Now let’s turn to my ninth tip which is to make sure there are quality time and quality facilities to do quality work.
Leadership needs to take accountability for the performance of their function
Reviewing the right-first-time figures at the governance meeting, with sufficient root-causing activity, should highlight areas where the process just seems to ‘get stuck’. Each representative then needs to work to resolve issues that have arisen in their areas of responsibility, in the interests of the whole artwork supply chain.
Quality time for quality work
We talked early in this series about the ‘concertina’ effect in artwork projects, where numerous rounds of rework occur but the deadline is fixed so work gets continually squeezed into faster and faster rework cycles. This is a downward spiral as the increasing pressure likely results in either shortcuts being taken or more errors being made. How often have you seen the situation where an artwork has to be sent out at 5pm on a Friday followed by a phone call asking if you have approved it yet?
One of the greatest benefits of achieving a high right-first-time is to get out of this whirlwind of rework and chasing. Schedules become more stable and outcomes become more predictable. People get the quality time to do the quality work required because they don’t have to do it again and again.
We often hear, ‘Let’s get the artwork started now because is takes forever’. Invariably this means starting without knowing all of the information – this is just a guaranteed way of generating rework. Surely the better way is ‘Let’s get all of the information together and correct and then do the artwork really quickly – ONCE!’
Quality facilities – a tidy desk is a tidy mind
Line clearance procedures in pharmaceutical packaging facilities are a critical quality process. Why? To avoid the risk of cross contamination of products or components from one batch to another.
The principle also applies to artwork. A routine source of error is when source information gets mixed up and the wrong documents are compared. This can be a particular risk when there are a number of strengths of a product being compared against a number of reference documents – it can be easy to be looking at a wrong combination. A clean-down of the workspace between each artwork should be undertaken.
Think about workplace design
Most artwork activity is desk-based in offices, but there are some specific facility requirements that should be considered. Proof reading and artwork review needs good lighting, space to lay out large documents and quiet areas. Many of the roles need two screens so they can be looking at an artwork and a set of instructions, or comparing two artworks.
Think about the facility and equipment needs of the people who undertake the tasks in your processes. If they don’t have what they need, they will be unlikely to be able to do quality work.
In my next article, I will look at the last tip in this series, tip 10 looking at culture and then some summary points to conclude this series.
To help you in your Artwork Improvement Program, you can also find useful information in my book Developing and Sustaining Excellent Packaging Labelling and Artwork Capabilities

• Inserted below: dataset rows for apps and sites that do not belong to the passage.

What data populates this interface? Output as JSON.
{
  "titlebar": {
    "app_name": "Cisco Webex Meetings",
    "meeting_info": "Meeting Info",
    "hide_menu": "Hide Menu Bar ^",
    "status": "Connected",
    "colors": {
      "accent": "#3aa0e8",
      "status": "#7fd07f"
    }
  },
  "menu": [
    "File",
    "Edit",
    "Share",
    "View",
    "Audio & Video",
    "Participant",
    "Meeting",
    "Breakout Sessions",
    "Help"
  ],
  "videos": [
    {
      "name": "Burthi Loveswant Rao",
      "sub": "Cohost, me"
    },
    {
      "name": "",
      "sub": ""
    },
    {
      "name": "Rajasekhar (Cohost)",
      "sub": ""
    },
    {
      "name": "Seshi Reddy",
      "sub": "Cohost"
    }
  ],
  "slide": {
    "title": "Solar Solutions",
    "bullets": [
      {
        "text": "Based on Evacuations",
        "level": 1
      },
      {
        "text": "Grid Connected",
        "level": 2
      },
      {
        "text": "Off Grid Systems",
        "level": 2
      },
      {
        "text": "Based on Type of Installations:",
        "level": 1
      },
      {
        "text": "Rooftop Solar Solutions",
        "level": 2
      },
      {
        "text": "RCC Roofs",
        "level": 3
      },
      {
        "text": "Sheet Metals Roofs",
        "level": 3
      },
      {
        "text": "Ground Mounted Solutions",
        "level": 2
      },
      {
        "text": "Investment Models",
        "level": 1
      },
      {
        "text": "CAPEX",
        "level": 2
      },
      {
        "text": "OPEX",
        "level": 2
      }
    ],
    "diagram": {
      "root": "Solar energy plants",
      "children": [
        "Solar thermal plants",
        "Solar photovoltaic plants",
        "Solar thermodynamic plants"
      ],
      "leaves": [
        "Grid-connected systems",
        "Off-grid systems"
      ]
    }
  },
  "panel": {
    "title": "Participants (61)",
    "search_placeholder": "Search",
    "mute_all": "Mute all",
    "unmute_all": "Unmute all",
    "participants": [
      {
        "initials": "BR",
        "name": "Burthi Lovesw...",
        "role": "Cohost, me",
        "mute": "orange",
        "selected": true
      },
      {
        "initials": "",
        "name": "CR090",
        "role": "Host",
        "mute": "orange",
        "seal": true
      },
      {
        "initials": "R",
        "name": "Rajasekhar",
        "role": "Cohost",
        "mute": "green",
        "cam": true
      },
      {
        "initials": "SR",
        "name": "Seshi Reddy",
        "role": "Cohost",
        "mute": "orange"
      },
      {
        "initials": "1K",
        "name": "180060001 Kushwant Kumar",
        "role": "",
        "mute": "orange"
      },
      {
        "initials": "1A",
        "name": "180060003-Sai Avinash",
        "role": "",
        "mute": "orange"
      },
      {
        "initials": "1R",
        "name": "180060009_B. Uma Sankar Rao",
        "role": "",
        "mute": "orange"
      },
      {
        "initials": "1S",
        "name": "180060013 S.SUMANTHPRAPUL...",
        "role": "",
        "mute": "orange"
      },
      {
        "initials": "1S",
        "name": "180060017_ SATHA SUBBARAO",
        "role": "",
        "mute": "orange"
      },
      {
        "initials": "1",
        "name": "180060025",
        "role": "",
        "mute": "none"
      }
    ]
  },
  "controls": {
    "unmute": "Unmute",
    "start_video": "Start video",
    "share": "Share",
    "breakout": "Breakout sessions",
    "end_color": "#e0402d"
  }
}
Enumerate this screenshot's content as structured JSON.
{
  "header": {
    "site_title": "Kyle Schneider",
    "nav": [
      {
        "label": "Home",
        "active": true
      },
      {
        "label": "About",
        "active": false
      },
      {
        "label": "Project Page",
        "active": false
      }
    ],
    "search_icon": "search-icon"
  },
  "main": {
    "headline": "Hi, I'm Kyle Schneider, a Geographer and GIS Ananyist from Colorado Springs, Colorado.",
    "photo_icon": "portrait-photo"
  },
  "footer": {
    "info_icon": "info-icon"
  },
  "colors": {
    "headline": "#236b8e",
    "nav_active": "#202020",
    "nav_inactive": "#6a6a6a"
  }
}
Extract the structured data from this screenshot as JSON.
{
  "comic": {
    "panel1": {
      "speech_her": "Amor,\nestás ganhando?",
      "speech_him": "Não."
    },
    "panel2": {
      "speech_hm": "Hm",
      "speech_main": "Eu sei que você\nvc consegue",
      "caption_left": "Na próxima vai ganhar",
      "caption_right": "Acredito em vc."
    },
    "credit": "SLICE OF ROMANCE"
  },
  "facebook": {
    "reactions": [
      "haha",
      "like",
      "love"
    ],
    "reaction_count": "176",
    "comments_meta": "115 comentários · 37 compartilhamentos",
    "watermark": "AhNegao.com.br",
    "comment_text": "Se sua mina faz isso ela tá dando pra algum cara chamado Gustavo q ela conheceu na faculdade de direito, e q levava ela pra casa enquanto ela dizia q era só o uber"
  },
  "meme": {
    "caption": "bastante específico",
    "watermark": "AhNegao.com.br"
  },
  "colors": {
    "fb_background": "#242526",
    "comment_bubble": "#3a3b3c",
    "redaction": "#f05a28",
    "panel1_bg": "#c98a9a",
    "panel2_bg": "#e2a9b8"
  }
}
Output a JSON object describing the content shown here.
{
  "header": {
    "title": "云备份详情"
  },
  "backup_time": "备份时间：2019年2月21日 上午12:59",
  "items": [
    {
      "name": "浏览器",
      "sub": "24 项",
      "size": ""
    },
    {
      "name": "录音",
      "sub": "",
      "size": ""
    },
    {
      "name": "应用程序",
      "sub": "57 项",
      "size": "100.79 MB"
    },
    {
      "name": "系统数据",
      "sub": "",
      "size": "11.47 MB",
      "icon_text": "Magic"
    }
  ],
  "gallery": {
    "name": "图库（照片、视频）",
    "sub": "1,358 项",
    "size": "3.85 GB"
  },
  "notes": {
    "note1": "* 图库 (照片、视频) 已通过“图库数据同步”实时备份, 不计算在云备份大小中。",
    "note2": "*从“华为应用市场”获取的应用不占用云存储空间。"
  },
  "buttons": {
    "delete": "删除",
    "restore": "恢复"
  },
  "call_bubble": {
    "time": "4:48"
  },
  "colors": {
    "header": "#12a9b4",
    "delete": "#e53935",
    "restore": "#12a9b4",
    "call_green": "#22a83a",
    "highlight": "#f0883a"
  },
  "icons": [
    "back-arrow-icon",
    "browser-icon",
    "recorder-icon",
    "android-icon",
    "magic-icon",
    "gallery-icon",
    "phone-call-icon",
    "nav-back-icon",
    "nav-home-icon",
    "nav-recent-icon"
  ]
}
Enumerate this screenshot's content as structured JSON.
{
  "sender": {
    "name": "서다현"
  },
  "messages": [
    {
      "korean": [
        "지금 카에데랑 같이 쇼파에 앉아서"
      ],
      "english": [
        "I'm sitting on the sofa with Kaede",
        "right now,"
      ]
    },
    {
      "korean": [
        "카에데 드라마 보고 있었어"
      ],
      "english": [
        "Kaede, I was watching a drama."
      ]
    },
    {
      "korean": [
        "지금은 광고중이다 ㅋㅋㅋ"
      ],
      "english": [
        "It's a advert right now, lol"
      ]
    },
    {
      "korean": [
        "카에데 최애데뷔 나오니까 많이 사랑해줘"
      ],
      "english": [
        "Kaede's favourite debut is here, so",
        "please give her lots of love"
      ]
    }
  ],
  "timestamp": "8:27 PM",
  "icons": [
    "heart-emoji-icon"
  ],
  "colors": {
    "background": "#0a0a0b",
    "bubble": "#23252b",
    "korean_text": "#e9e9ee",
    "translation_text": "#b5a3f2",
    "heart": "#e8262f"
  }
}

Should you have any questions about this or any other of my blogs, or would simply like to request a copy of my booklets, please don’t hesitate to contact me directly on my email.
For more information on artwork, go to our free download section.